This episode had an interesting theme running through it, a theme of Queens and women of note in royalty or leadership. The only woman in that position not addressed in this episode was Lagertha (Kathryn Winnick) and I deeply missed her presence. Still, it was interesting getting a glimpse of the highlighted women in power, all captives in some way. The Queen Kwenthrith quite literally was held captive in a tower. Judith and Princess Gisla are both held captive by a marriage they did not desire. Helga is held captive by her circumstances in life and association to man that is now shunned amongst her people. Finally, Queen Aslaug enjoys her high status and role as a ruler in Kattegat but lately her wishes seem to lean more towards a solo rulership or at the very least, lifting up her sons to the seat of king.
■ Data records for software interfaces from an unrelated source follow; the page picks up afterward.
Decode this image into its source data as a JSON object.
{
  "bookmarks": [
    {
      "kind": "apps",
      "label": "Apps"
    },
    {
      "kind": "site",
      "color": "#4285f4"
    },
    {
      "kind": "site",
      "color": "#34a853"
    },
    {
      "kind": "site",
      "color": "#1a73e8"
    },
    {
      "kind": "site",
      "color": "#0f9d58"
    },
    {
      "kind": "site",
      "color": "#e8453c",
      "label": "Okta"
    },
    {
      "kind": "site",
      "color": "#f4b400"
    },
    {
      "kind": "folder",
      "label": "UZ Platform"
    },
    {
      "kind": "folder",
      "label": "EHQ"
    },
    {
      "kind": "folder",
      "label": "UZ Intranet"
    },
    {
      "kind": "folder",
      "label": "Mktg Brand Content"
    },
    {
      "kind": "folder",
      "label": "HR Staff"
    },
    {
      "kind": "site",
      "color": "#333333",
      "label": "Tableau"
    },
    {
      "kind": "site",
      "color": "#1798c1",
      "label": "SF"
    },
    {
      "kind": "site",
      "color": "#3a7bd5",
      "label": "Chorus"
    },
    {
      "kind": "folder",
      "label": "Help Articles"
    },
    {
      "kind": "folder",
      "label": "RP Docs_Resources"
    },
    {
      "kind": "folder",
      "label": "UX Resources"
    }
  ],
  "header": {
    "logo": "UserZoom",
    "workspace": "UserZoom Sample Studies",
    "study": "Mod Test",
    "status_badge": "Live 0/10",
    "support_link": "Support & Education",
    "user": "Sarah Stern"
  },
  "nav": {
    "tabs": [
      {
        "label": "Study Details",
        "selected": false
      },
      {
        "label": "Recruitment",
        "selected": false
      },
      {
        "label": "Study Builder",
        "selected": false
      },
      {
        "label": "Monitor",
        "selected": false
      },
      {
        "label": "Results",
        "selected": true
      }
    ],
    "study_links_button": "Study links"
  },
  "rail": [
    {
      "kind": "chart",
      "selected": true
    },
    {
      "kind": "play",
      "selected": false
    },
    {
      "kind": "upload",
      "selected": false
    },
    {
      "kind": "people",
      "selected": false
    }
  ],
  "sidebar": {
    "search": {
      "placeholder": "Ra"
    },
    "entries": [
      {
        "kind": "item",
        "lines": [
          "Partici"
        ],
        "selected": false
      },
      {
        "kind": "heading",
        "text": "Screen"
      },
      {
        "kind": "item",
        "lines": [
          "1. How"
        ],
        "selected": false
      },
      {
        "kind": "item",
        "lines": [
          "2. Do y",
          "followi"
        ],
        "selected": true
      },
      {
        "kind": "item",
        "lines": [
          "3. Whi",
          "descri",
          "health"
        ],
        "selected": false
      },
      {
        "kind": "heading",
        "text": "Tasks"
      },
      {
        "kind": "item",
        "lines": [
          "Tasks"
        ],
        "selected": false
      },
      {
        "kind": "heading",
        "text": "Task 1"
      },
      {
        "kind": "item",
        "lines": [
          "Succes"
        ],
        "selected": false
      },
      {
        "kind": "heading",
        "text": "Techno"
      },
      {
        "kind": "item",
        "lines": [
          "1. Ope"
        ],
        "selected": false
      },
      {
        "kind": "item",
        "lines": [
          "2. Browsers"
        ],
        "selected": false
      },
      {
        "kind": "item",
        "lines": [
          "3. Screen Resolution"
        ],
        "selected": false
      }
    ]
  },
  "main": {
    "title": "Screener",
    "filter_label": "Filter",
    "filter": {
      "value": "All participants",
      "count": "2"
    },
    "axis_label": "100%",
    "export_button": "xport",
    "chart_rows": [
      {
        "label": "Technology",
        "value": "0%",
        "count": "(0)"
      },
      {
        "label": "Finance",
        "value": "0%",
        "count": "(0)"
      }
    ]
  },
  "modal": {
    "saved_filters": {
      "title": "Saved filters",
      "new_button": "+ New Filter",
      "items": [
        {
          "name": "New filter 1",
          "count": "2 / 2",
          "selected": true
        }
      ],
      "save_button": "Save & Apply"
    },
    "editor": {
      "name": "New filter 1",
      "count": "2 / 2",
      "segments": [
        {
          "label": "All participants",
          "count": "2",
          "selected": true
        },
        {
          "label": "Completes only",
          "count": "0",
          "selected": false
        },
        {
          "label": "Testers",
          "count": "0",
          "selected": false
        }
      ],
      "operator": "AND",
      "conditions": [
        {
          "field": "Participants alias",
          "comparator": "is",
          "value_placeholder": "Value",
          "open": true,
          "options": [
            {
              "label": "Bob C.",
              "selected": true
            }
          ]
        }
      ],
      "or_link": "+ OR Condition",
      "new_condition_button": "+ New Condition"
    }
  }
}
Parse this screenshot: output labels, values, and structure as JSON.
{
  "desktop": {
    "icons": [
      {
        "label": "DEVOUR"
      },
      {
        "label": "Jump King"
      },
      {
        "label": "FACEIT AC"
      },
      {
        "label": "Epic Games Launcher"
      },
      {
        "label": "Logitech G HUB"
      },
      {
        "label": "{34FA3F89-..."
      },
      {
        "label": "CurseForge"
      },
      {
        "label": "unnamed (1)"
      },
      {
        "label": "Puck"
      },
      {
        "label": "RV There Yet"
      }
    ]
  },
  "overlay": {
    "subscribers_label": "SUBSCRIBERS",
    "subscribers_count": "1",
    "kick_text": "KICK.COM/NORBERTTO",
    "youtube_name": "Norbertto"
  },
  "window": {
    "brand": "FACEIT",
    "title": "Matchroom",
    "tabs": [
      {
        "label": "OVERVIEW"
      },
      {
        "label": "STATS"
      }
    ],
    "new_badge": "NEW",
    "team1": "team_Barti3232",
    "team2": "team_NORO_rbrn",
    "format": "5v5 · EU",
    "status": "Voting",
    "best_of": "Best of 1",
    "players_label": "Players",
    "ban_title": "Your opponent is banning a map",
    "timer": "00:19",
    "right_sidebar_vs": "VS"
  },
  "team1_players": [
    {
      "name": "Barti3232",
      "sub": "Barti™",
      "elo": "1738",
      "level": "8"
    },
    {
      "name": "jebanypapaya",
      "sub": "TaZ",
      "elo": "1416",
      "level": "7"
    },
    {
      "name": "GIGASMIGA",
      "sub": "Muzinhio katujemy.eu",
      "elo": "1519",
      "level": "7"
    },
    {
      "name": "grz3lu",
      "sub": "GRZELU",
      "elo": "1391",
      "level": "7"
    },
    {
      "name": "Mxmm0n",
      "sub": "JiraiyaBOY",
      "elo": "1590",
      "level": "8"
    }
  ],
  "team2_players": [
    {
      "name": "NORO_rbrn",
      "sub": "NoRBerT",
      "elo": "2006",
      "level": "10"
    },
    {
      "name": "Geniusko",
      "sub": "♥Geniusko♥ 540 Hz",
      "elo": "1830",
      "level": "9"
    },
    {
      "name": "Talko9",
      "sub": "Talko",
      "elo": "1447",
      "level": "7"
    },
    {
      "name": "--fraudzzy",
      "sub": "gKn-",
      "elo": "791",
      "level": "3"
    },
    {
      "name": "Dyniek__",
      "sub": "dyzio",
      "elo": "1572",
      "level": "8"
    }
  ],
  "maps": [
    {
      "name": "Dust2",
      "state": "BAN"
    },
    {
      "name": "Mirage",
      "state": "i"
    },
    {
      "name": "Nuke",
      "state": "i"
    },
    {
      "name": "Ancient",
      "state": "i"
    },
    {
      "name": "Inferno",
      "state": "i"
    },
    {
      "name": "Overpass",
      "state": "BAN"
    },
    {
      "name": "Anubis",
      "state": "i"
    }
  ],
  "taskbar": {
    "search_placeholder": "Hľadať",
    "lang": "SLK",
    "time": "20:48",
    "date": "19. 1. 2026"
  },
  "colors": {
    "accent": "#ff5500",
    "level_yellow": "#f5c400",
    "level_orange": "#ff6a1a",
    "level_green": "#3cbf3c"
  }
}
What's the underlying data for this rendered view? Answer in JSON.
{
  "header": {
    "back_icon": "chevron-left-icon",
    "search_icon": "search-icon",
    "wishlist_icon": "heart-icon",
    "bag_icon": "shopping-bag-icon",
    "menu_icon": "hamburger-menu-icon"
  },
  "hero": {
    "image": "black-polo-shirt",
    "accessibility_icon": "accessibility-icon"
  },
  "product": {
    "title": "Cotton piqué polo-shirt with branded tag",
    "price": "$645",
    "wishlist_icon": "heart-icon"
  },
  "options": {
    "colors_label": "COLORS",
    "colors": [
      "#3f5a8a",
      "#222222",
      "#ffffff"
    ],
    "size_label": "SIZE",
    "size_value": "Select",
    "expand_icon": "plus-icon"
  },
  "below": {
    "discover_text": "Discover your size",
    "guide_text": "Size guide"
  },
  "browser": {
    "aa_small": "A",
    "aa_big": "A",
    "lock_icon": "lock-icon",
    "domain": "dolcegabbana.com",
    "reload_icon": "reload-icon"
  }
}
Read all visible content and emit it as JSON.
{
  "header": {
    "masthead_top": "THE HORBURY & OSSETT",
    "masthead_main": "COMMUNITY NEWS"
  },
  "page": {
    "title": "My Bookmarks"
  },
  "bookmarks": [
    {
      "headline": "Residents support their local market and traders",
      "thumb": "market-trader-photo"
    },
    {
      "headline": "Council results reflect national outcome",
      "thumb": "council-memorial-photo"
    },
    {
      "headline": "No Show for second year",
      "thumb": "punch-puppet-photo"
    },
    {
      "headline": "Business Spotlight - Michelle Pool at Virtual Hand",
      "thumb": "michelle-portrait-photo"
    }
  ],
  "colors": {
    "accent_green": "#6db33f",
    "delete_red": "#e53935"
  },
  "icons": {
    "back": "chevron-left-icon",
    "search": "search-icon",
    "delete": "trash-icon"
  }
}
The colliding plots were a little hard to follow in this one. In a way, not much was going on in each storyline addressed, yet there was a ton of things happening upon the screen. For me, there was a little too much filler in the chase scenes, battle scenes, and the odd scenes of Bjorn wandering the wilderness. Not much information was given in this one to further the plot and if there were not a few major points such as Floki’s daughter dying and Floki escaping and being recaptured, the entire thing could have been glossed over without having to show any of it. Still, the editing and directing was beautiful and the camerawork and locations shot were beautiful as usual. This episode was more a focal point for cinematography rather than for the script or plot.
Hopefully, next episode will give us more a storyline rather than a romp in the woods and a drawn out battle. For me, I’m hoping to see more of Rollo and his humorous attempts in becoming a true Parisian noble. Also, I’m eager to catch up on Lagertha and how she is fairing with her new shared lands and power.
Questions, Comments & Concerns
- How will Helga survive on her after the death of her daughter and the punishment of her husband, Floki?
- Will Queen Aslaug take her low-key plotting of taking over the kingdom into high-key plotting?
- Will Princess Judith take another monk as a lover, even without knowing that Athelstan is dead?
- Will Rollo ever realize that most of the citizens of Frankia are using him and once his knowledge is imparted on how to defend themselves against his people, that he will be useless and disposable?
- How does Count Odo manage to continue to be so freaking creepy???
- Will Bjorn manage to keep his wits and his life in the bitter cold of the wilderness?